As a teenager in that era sex was a fraught issue for me. AIDS was front and centre in the 80’s making it scary. Also, my mother was a recovering Catholic, her internalized shame about sexuality passed down to me like a piece of heirloom jewelry.
When I was raped in high school I was still a virgin. I told no one about the assault and when my attacker gossiped that “he’d slept with me,” I brushed it off like it was no big deal.
The trauma quickly morphed into a skilled thief, stealing years of my life.
I didn’t have sex with anyone for the rest of high school. In my early twenties came a brief stage of boyfriends whom I slept with. The men were not worthy of me, but at the time they were all I felt I deserved. My broken psyche did not like what she was seeing though:
“You’re dating total losers, you’re on a precarious path!” she screamed.
Like the Goddess Artemis, my psyche was my protector. But since she was broken she didn’t know how to best take care of me. Fearing for my safety, she went a bit nuts and shut me down completely.
“No men, no dating, no sex!” she yelled.
So I spent 3/4 of my twenties and the first few years of my thirties single. I was like a flower that had been planted, started growing and then just before it could blossom a crazy gardener came along and put a giant terracotta pot on top of it – killing it.
Of course there is absolutely nothing wrong with being single, but being single because of unresolved trauma is very different.
The trauma thief stole my entire early adulthood. Years meant for learning about myself and relationships. For making mistakes and exploring my sexuality. For learning how to trust my instincts and stand up for myself. For dating wannabe poets and having affairs with much older lovers. But I was completely Shut Down, so I lost an entire decade. Pouf!

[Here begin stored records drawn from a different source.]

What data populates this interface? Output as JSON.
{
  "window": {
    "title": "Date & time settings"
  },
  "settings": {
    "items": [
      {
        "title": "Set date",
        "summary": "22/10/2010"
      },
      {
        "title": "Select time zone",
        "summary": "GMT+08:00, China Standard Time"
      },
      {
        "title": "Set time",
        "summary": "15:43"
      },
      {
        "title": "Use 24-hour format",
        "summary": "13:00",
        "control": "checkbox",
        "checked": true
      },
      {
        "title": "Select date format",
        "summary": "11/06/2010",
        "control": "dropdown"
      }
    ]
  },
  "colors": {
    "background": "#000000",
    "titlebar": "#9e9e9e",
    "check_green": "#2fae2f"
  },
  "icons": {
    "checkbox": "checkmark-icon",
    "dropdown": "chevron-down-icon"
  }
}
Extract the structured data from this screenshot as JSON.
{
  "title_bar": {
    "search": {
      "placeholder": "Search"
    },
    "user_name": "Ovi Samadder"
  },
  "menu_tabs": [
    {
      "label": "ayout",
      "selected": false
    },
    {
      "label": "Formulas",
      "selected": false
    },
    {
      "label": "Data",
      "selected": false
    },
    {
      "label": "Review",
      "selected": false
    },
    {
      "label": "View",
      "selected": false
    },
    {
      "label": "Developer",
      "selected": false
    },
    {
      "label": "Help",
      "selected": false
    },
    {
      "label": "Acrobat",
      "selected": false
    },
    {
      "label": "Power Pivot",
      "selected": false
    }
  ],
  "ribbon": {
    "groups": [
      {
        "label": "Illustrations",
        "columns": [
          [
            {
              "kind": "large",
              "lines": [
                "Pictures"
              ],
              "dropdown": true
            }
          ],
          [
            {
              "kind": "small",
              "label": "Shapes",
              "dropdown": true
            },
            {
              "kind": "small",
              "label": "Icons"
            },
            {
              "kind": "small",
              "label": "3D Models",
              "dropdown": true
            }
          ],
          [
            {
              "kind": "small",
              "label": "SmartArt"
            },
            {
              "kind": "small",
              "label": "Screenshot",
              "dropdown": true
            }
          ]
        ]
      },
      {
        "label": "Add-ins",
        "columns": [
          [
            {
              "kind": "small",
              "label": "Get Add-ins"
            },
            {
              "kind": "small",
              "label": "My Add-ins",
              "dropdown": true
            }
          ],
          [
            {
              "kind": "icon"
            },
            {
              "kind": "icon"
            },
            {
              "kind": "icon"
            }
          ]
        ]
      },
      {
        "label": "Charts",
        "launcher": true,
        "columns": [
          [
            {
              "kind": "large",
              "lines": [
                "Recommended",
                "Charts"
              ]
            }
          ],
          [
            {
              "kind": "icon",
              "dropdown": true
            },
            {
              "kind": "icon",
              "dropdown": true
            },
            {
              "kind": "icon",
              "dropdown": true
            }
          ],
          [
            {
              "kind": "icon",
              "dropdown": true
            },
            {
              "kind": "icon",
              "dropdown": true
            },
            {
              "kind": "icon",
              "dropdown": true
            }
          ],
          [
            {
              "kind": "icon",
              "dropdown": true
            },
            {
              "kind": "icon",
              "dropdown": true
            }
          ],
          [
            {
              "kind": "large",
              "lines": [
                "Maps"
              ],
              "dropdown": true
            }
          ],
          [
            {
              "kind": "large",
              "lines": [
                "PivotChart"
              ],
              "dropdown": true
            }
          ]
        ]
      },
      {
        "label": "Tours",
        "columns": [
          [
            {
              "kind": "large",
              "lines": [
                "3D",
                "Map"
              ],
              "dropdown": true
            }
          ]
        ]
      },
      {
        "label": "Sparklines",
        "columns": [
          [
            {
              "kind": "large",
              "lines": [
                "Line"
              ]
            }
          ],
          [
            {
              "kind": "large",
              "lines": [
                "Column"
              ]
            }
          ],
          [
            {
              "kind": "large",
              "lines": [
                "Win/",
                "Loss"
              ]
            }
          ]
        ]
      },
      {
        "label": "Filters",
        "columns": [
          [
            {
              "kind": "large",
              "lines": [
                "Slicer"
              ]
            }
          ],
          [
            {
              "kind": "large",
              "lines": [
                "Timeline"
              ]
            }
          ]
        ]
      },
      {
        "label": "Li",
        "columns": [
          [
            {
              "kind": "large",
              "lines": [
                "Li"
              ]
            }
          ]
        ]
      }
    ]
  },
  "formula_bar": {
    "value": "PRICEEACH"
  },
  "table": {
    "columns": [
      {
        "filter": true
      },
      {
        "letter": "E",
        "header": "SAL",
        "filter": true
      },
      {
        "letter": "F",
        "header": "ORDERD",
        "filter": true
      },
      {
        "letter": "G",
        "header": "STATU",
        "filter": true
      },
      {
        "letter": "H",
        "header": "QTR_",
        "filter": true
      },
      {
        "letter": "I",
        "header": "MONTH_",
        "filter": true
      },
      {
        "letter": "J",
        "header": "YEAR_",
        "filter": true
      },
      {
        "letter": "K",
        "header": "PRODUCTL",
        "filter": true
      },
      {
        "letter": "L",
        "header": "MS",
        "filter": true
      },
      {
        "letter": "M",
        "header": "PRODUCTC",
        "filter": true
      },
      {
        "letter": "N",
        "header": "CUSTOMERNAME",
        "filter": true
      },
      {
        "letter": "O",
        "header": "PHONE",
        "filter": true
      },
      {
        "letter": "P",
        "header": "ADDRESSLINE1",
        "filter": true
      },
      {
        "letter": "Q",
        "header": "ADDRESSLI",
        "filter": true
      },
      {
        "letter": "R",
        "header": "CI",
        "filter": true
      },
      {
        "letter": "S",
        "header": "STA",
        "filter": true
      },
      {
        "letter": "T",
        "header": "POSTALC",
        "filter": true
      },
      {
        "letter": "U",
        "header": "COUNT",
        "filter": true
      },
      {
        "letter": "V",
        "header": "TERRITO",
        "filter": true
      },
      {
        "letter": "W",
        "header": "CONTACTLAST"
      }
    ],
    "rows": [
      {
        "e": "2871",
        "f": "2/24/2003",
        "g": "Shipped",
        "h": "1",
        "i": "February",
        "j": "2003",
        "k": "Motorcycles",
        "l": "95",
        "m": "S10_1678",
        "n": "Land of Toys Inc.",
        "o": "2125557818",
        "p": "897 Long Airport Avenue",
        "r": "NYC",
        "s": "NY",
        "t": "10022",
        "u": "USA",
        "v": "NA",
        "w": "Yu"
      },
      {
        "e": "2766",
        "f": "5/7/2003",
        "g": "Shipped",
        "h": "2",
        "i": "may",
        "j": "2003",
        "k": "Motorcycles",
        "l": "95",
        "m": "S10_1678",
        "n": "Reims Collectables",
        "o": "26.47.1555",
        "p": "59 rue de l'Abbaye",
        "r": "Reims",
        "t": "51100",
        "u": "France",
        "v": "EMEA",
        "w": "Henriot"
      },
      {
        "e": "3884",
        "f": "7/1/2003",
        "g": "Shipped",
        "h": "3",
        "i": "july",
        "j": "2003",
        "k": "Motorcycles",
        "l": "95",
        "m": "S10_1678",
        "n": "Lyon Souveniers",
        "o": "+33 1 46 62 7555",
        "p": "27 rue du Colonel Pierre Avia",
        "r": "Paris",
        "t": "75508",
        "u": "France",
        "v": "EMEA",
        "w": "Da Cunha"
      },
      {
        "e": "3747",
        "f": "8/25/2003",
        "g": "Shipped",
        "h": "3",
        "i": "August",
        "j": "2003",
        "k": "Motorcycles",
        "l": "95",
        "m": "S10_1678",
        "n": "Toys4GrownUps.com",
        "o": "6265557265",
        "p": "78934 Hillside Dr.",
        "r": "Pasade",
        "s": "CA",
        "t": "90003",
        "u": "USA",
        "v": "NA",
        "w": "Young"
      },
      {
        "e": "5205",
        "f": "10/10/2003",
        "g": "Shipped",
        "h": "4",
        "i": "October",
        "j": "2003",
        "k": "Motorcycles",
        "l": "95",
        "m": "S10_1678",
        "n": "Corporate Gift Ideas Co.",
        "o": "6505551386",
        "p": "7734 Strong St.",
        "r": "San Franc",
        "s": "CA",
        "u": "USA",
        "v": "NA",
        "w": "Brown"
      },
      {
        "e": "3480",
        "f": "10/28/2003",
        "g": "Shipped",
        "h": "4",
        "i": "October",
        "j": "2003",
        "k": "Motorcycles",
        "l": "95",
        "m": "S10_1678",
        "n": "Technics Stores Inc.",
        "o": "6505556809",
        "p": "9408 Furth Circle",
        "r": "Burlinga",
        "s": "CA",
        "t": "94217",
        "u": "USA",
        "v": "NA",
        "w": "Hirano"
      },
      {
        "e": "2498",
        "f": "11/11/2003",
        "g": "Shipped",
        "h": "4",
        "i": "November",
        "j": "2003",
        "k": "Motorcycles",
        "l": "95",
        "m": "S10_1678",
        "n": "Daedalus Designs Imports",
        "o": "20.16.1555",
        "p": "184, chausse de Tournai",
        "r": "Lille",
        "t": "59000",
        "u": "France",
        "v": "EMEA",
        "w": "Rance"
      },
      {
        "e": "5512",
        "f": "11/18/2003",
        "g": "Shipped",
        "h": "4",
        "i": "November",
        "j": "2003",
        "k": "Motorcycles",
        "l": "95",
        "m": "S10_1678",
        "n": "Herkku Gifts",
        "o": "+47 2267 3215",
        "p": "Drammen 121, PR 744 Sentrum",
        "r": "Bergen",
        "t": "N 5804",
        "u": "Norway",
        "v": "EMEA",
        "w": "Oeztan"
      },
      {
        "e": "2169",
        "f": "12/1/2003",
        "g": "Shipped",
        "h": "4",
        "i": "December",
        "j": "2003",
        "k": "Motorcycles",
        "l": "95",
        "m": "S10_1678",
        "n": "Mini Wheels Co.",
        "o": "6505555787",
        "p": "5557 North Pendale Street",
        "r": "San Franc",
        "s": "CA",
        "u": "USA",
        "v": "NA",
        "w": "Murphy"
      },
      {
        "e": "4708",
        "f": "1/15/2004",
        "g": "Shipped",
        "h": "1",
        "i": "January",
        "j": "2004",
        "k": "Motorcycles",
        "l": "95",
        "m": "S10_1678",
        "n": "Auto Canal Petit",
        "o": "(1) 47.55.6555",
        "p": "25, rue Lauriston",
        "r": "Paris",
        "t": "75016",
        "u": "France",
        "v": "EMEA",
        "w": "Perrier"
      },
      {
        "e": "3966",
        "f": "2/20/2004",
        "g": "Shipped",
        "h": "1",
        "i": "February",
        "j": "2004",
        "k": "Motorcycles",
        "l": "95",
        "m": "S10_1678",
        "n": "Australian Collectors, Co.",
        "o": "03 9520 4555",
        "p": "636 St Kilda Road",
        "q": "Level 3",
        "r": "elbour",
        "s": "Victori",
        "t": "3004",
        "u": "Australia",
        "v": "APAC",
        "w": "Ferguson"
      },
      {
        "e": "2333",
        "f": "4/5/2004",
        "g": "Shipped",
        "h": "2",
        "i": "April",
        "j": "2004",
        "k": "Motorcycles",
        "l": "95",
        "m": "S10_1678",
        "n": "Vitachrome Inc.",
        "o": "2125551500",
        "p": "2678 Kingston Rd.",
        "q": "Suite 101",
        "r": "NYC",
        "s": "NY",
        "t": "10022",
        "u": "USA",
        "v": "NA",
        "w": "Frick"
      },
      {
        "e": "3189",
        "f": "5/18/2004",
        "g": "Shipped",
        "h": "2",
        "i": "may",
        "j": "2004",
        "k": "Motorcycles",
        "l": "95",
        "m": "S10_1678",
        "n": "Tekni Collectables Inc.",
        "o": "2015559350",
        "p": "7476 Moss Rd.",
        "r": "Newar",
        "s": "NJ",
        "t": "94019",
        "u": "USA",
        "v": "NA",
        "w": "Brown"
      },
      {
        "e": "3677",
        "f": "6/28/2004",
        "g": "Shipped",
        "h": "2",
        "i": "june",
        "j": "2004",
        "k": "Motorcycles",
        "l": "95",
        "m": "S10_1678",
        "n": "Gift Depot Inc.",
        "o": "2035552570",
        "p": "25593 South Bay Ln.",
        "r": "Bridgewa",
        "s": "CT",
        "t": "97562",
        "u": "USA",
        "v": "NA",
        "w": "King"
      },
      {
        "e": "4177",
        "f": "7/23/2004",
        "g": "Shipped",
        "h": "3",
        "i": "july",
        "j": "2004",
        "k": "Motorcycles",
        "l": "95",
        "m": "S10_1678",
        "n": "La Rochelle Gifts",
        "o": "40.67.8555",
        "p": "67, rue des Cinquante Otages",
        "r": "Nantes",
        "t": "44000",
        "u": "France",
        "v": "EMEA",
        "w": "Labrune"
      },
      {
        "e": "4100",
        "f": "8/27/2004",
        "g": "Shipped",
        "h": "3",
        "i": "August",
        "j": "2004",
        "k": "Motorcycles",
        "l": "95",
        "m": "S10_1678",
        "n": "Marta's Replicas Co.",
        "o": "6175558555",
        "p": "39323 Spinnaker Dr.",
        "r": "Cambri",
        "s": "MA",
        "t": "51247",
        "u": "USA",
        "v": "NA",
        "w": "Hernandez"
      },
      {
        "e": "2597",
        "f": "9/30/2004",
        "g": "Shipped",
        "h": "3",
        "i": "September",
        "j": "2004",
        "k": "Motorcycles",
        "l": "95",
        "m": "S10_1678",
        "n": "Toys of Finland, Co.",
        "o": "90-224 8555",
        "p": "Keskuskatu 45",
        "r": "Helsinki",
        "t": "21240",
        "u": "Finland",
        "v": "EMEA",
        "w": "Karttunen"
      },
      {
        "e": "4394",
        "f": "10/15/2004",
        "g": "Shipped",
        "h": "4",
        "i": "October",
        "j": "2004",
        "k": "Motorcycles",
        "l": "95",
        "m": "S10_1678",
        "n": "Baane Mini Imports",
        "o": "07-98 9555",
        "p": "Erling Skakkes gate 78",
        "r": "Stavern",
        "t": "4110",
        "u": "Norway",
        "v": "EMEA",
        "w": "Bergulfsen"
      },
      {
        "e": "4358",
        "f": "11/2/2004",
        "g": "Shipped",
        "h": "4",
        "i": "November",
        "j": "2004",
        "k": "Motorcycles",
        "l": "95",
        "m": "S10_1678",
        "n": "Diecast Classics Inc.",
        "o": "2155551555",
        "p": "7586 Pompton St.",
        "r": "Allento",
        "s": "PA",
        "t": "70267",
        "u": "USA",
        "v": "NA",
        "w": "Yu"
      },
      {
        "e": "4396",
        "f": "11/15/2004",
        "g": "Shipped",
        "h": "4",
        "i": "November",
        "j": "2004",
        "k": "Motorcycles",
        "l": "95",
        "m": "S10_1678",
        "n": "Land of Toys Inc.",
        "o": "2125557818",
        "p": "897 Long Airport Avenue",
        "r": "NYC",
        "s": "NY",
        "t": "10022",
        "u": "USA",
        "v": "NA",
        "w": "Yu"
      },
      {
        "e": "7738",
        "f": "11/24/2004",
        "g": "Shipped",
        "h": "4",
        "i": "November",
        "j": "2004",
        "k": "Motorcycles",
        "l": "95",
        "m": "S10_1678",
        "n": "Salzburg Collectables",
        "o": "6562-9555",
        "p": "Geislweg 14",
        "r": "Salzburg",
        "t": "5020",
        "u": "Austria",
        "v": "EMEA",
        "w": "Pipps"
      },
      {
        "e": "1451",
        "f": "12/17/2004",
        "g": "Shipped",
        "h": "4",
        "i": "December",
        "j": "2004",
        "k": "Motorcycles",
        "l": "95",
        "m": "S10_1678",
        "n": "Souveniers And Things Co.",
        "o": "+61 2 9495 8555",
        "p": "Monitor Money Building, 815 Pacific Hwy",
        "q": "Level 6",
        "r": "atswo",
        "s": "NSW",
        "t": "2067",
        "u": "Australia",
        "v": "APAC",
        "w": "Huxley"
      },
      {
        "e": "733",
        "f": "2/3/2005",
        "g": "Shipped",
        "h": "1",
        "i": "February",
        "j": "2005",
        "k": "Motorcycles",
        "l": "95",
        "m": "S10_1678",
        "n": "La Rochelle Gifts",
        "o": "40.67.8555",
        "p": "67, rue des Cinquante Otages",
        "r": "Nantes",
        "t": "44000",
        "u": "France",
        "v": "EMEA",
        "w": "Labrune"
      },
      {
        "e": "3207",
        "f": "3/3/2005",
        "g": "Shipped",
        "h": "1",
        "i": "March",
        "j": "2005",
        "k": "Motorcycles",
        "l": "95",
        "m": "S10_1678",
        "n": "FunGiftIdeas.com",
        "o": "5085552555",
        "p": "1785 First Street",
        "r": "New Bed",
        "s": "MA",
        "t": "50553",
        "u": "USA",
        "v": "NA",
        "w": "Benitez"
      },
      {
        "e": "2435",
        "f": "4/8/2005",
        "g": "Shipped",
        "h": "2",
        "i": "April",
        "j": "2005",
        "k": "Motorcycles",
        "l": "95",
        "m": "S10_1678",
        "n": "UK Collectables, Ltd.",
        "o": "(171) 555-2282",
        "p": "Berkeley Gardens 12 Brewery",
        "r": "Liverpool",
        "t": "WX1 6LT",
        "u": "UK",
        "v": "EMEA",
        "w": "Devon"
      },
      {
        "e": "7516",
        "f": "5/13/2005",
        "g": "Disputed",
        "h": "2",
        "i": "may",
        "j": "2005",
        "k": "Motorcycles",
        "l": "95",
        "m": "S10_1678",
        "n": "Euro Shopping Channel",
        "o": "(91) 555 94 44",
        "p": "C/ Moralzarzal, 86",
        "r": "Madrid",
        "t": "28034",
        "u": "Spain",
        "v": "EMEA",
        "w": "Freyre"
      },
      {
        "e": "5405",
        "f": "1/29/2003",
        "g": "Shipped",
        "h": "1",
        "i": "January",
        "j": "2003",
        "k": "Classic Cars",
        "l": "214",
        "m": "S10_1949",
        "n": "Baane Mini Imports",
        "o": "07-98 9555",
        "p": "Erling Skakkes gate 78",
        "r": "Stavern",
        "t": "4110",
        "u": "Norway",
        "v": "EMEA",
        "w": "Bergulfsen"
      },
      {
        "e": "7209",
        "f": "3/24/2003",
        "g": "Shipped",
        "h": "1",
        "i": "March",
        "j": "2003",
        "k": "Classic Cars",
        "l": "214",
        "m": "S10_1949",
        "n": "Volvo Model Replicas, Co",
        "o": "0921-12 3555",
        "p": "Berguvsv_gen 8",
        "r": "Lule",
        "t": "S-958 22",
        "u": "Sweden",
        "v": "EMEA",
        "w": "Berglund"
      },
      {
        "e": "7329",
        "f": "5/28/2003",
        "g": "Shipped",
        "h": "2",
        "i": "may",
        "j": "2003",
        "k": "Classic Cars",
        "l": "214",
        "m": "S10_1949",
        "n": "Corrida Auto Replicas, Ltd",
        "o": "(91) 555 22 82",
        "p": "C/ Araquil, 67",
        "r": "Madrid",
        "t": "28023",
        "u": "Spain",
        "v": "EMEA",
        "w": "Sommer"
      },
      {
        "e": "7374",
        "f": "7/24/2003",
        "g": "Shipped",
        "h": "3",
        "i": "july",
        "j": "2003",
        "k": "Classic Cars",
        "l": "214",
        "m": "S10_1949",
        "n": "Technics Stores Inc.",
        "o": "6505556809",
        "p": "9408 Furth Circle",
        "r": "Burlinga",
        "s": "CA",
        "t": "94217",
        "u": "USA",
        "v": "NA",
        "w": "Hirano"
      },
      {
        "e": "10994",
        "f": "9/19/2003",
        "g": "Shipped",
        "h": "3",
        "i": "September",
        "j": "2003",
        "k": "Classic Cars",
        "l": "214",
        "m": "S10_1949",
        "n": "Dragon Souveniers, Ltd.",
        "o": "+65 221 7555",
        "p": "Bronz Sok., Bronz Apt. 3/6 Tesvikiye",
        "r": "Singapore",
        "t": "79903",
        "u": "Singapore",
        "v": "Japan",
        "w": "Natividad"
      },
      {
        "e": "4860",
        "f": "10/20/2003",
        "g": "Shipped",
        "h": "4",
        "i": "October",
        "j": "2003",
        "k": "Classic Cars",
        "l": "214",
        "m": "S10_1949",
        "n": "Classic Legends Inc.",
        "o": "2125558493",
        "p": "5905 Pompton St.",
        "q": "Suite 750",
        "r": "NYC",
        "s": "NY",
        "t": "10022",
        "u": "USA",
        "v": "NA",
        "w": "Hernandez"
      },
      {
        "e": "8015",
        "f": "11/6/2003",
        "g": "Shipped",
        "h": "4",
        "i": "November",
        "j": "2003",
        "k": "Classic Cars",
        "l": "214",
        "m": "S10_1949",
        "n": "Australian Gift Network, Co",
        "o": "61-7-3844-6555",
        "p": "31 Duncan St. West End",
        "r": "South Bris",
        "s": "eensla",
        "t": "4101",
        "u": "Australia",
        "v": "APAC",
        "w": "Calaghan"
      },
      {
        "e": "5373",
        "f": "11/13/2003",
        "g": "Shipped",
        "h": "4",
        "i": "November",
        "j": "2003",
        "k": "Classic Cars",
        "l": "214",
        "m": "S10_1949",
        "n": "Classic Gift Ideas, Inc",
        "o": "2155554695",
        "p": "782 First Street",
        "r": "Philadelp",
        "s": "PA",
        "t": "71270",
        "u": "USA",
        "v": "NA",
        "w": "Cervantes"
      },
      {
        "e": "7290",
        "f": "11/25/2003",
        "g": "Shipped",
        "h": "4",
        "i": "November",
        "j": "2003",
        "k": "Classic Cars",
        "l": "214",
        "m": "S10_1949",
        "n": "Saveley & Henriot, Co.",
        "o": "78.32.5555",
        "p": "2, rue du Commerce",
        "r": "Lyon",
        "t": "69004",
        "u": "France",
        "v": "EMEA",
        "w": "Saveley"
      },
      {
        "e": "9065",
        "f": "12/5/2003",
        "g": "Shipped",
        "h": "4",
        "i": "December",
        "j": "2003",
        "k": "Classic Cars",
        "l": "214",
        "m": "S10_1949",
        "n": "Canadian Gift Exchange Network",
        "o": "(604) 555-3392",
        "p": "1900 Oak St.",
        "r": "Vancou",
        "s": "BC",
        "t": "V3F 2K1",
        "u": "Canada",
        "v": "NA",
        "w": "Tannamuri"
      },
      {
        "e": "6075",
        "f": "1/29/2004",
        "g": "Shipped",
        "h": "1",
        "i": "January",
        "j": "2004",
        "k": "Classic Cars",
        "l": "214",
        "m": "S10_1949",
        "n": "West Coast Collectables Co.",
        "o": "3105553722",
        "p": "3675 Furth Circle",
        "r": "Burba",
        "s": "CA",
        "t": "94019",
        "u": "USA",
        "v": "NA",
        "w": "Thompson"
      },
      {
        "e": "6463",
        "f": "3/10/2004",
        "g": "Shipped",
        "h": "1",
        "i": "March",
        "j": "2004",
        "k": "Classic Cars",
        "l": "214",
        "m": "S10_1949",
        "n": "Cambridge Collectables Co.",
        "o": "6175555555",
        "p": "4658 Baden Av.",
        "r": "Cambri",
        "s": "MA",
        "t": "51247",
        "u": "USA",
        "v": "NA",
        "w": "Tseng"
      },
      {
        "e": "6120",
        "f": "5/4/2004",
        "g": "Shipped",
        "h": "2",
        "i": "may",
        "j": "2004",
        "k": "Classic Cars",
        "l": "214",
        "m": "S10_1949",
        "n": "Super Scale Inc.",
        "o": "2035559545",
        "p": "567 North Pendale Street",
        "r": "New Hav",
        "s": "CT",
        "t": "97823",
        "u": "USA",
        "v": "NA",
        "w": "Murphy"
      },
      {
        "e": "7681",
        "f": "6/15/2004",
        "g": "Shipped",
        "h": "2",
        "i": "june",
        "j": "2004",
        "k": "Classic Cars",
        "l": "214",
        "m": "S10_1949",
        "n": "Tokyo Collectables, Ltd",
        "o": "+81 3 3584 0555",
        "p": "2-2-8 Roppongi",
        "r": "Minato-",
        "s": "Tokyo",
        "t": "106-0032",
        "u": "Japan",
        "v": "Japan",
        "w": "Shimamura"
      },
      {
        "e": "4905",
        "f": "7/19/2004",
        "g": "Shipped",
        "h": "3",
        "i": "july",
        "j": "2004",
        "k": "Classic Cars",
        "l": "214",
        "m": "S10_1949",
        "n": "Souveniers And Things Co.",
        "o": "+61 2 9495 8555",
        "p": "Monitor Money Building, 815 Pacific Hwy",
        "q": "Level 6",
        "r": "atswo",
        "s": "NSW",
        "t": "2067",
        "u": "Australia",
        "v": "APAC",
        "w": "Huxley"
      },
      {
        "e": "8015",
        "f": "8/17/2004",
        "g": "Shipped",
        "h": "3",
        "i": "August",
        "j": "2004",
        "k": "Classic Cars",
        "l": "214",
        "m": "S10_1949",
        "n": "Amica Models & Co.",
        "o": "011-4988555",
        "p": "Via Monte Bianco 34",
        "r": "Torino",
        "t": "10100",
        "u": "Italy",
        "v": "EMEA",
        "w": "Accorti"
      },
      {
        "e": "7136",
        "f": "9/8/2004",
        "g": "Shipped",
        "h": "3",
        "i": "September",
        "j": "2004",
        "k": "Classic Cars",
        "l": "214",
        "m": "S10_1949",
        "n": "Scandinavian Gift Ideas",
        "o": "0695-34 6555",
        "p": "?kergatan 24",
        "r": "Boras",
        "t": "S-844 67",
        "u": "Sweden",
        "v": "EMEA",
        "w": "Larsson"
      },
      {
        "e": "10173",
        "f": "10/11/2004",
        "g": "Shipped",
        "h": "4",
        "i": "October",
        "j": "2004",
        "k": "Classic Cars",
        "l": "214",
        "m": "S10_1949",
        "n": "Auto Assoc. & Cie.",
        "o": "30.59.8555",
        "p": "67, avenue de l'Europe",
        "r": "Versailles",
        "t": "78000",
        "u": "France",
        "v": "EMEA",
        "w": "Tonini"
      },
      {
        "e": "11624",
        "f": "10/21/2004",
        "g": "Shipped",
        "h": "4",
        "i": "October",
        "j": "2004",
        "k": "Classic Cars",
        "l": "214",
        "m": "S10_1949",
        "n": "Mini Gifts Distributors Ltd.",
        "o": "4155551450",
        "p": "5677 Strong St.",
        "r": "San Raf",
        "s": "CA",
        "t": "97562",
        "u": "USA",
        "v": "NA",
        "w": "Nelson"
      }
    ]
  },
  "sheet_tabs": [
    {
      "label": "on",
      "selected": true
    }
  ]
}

I spent part of that decade in Austin, a city I loved. I made beautiful friendships and had a great job. But I spent most nights alone. No cute Austin musicians or Texas cowboys for me.
I still grieve for those lost years. Looking at photos of myself from that time I see such a lovely, lonely girl. Though I’m not a big believer in destiny, I do believe that had I seen a therapist during those years I would have stayed in Austin – that it actually was my destiny to stay there. I can totally see myself married, with a grown child, still living in Texas and fighting the Handmaid’s Tale tyranny of Governor Greg Abbott.
Since then I have had the luxury of being able to work with a couple of excellent therapists, but there will forever be a little nest of grief inside of me. I envision it like a small bird’s nest, but with some glittery grass, for even in my grief there is sparkle. There are no birds or eggs in the nest. It is empty, but pretty and it lives in my throat.
(In the ancient Indian text the Vedas, the throat chakra is associated with the ability to speak your personal truth.)
“Sanctuary” by artist Sarah Treanor